*Work item*: Each entry is to be output precisely as it appears.

*Dataset rows for apps and sites*:

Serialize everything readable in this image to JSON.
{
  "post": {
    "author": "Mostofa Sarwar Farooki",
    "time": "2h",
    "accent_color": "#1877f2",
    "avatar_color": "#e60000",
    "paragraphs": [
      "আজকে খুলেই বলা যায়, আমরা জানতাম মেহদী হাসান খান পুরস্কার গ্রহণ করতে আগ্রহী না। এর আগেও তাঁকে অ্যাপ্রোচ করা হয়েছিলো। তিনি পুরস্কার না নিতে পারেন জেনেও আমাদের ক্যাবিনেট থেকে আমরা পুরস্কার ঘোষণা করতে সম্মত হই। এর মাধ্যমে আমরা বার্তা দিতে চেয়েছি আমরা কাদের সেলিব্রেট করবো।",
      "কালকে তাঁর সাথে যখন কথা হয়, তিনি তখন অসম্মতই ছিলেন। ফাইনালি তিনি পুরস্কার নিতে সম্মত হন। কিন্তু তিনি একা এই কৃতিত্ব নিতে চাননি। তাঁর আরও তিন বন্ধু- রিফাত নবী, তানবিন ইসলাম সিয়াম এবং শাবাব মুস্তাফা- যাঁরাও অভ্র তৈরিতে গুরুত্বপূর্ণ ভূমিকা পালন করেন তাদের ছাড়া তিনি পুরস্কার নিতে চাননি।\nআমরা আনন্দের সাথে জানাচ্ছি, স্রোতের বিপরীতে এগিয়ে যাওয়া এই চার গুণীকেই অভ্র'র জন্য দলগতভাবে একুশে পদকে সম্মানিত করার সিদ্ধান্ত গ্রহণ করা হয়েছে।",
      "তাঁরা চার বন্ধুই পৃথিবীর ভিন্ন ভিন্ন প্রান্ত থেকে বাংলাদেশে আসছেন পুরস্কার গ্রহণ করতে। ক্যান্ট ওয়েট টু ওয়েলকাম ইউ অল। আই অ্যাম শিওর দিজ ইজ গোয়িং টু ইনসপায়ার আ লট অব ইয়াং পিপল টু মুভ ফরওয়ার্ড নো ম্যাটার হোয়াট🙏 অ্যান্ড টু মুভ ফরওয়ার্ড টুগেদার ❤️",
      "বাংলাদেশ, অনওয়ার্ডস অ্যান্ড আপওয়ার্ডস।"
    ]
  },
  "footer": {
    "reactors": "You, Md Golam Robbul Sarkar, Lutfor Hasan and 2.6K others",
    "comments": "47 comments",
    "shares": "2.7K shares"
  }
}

*Response*:
Serialize everything readable in this image to JSON.
{
  "post": {
    "author": "Mostofa Sarwar Farooki",
    "time": "2h",
    "accent_color": "#1877f2",
    "avatar_color": "#e60000",
    "paragraphs": [
      "আজকে খুলেই বলা যায়, আমরা জানতাম মেহদী হাসান খান পুরস্কার গ্রহণ করতে আগ্রহী না। এর আগেও তাঁকে অ্যাপ্রোচ করা হয়েছিলো। তিনি পুরস্কার না নিতে পারেন জেনেও আমাদের ক্যাবিনেট থেকে আমরা পুরস্কার ঘোষণা করতে সম্মত হই। এর মাধ্যমে আমরা বার্তা দিতে চেয়েছি আমরা কাদের সেলিব্রেট করবো।",
      "কালকে তাঁর সাথে যখন কথা হয়, তিনি তখন অসম্মতই ছিলেন। ফাইনালি তিনি পুরস্কার নিতে সম্মত হন। কিন্তু তিনি একা এই কৃতিত্ব নিতে চাননি। তাঁর আরও তিন বন্ধু- রিফাত নবী, তানবিন ইসলাম সিয়াম এবং শাবাব মুস্তাফা- যাঁরাও অভ্র তৈরিতে গুরুত্বপূর্ণ ভূমিকা পালন করেন তাদের ছাড়া তিনি পুরস্কার নিতে চাননি।\nআমরা আনন্দের সাথে জানাচ্ছি, স্রোতের বিপরীতে এগিয়ে যাওয়া এই চার গুণীকেই অভ্র'র জন্য দলগতভাবে একুশে পদকে সম্মানিত করার সিদ্ধান্ত গ্রহণ করা হয়েছে।",
      "তাঁরা চার বন্ধুই পৃথিবীর ভিন্ন ভিন্ন প্রান্ত থেকে বাংলাদেশে আসছেন পুরস্কার গ্রহণ করতে। ক্যান্ট ওয়েট টু ওয়েলকাম ইউ অল। আই অ্যাম শিওর দিজ ইজ গোয়িং টু ইনসপায়ার আ লট অব ইয়াং পিপল টু মুভ ফরওয়ার্ড নো ম্যাটার হোয়াট🙏 অ্যান্ড টু মুভ ফরওয়ার্ড টুগেদার ❤️",
      "বাংলাদেশ, অনওয়ার্ডস অ্যান্ড আপওয়ার্ডস।"
    ]
  },
  "footer": {
    "reactors": "You, Md Golam Robbul Sarkar, Lutfor Hasan and 2.6K others",
    "comments": "47 comments",
    "shares": "2.7K shares"
  }
}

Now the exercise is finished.